This brings us to the third kind of empathetic skill that our feline kin possess.
Cats employ the same skills to read what an unfamiliar cat or dog is thinking as they do when trying to fathom what their human guardian needs, be it a playful swat or an affectionate purr. Just like colors of the rainbow, moods and feeling change subtly.
Psychologist Pat Sable has written that in terms of “attachment and affect regulation … [companion animals] are acutely attuned and responsive to their [guardian’s] moods and movements.” Their finely-tuned interpersonal and pro-social capabilities are evidenced by the fact that cats and dogs “rarely evoke the kinds of negative feelings or conflict to which human interactions are susceptible” and can elevate oxytocin levels of their guardian within 30 minutes.
Cats possess as many emotions and feel as deeply as we do. The only real difference is that individuals and species, like different human cultures, express their feelings in different ways. No one would argue that someone from the cool lands of Finland feels any less than someone from colorful Italy. Cats, dogs, humans and even fish need as much love, care and concern as we desire for ourselves.
If we are truly committed to revitalizing empathy and care in lieu of violence and indifference, then schools would be well advised to hire cats for our children’s education and school administration.
Gay Bradshaw Ph.D., Ph.D. is Executive Director of The Kerulos Center. She is the author of Elephants on the Edge: What Animals Teach Us about Humanity, an in-depth psychological portrait of elephants in captivity and in the wild.
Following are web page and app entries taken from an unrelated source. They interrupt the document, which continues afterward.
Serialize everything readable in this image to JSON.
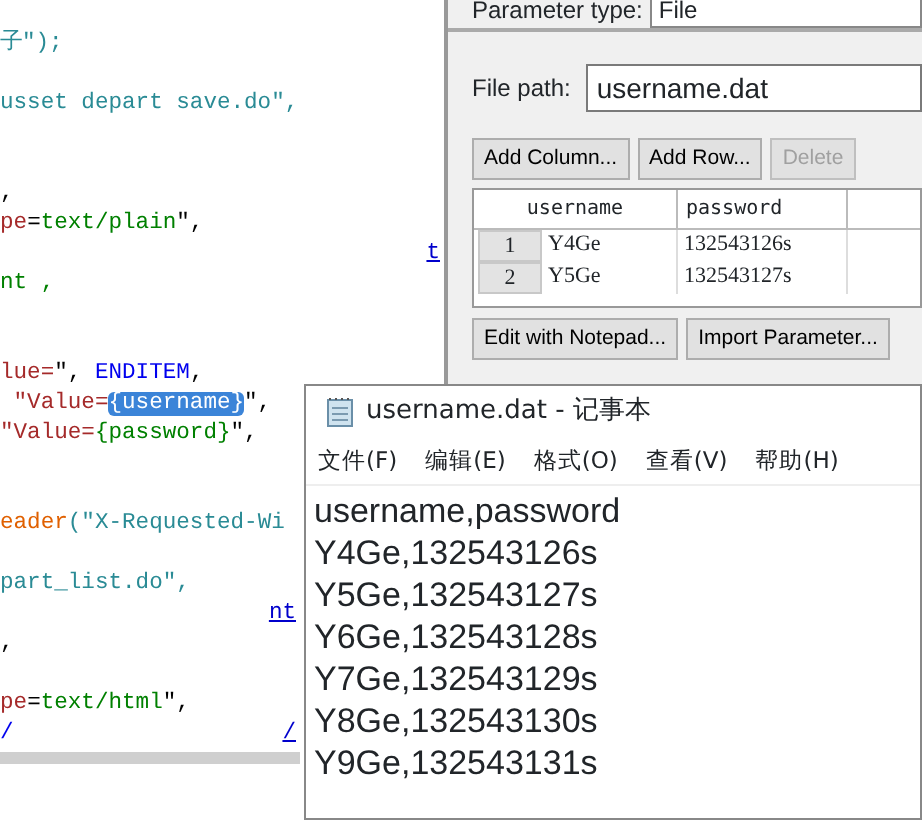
{
  "code_editor": {
    "blocks": [
      {
        "lines": [
          {
            "segments": [
              {
                "text": "子\");",
                "kind": "string"
              }
            ]
          }
        ]
      },
      {
        "lines": [
          {
            "segments": [
              {
                "text": "usset depart save.do\",",
                "kind": "string"
              }
            ]
          }
        ]
      },
      {
        "lines": [
          {
            "segments": [
              {
                "text": ",",
                "kind": "plain"
              }
            ]
          },
          {
            "segments": [
              {
                "text": "pe",
                "kind": "attr"
              },
              {
                "text": "=",
                "kind": "plain"
              },
              {
                "text": "text/plain",
                "kind": "value"
              },
              {
                "text": "\",",
                "kind": "plain"
              }
            ]
          },
          {
            "aside": "t"
          },
          {
            "segments": [
              {
                "text": "nt ,",
                "kind": "value"
              }
            ]
          }
        ]
      },
      {
        "lines": [
          {
            "segments": [
              {
                "text": "lue=",
                "kind": "attr"
              },
              {
                "text": "\", ",
                "kind": "plain"
              },
              {
                "text": "ENDITEM",
                "kind": "keyword"
              },
              {
                "text": ",",
                "kind": "plain"
              }
            ]
          },
          {
            "segments": [
              {
                "text": " \"Value=",
                "kind": "attr"
              },
              {
                "text": "{username}",
                "kind": "highlight"
              },
              {
                "text": "\",",
                "kind": "plain"
              }
            ]
          },
          {
            "segments": [
              {
                "text": "\"Value=",
                "kind": "attr"
              },
              {
                "text": "{password}",
                "kind": "value"
              },
              {
                "text": "\",",
                "kind": "plain"
              }
            ]
          }
        ]
      },
      {
        "lines": [
          {
            "segments": [
              {
                "text": "eader",
                "kind": "func"
              },
              {
                "text": "(\"X-Requested-Wi",
                "kind": "string"
              }
            ]
          }
        ]
      },
      {
        "lines": [
          {
            "segments": [
              {
                "text": "part_list.do\",",
                "kind": "string"
              }
            ]
          },
          {
            "aside": "nt"
          },
          {
            "segments": [
              {
                "text": ",",
                "kind": "plain"
              }
            ]
          }
        ]
      },
      {
        "lines": [
          {
            "segments": [
              {
                "text": "pe",
                "kind": "attr"
              },
              {
                "text": "=",
                "kind": "plain"
              },
              {
                "text": "text/html",
                "kind": "value"
              },
              {
                "text": "\",",
                "kind": "plain"
              }
            ]
          },
          {
            "segments": [
              {
                "text": "/",
                "kind": "keyword"
              }
            ],
            "aside": "/"
          }
        ]
      }
    ]
  },
  "parameter_dialog": {
    "type_label": "Parameter type:",
    "type_value": "File",
    "path_label": "File path:",
    "path_value": "username.dat",
    "buttons": [
      {
        "label": "Add Column...",
        "disabled": false
      },
      {
        "label": "Add Row...",
        "disabled": false
      },
      {
        "label": "Delete",
        "disabled": true
      }
    ],
    "table": {
      "columns": [
        "username",
        "password"
      ],
      "rows": [
        {
          "number": "1",
          "cells": [
            "Y4Ge",
            "132543126s"
          ]
        },
        {
          "number": "2",
          "cells": [
            "Y5Ge",
            "132543127s"
          ]
        }
      ]
    },
    "bottom_buttons": [
      "Edit with Notepad...",
      "Import Parameter..."
    ]
  },
  "notepad": {
    "title": "username.dat - 记事本",
    "menu": [
      "文件(F)",
      "编辑(E)",
      "格式(O)",
      "查看(V)",
      "帮助(H)"
    ],
    "lines": [
      "username,password",
      "Y4Ge,132543126s",
      "Y5Ge,132543127s",
      "Y6Ge,132543128s",
      "Y7Ge,132543129s",
      "Y8Ge,132543130s",
      "Y9Ge,132543131s"
    ]
  }
}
Her work focuses on human-animal relationships and trauma recovery of species that include elephants, grizzly bears, tortoises, chimpanzees, and parrots. She writes the Bear in Mind blog on Psychology Today.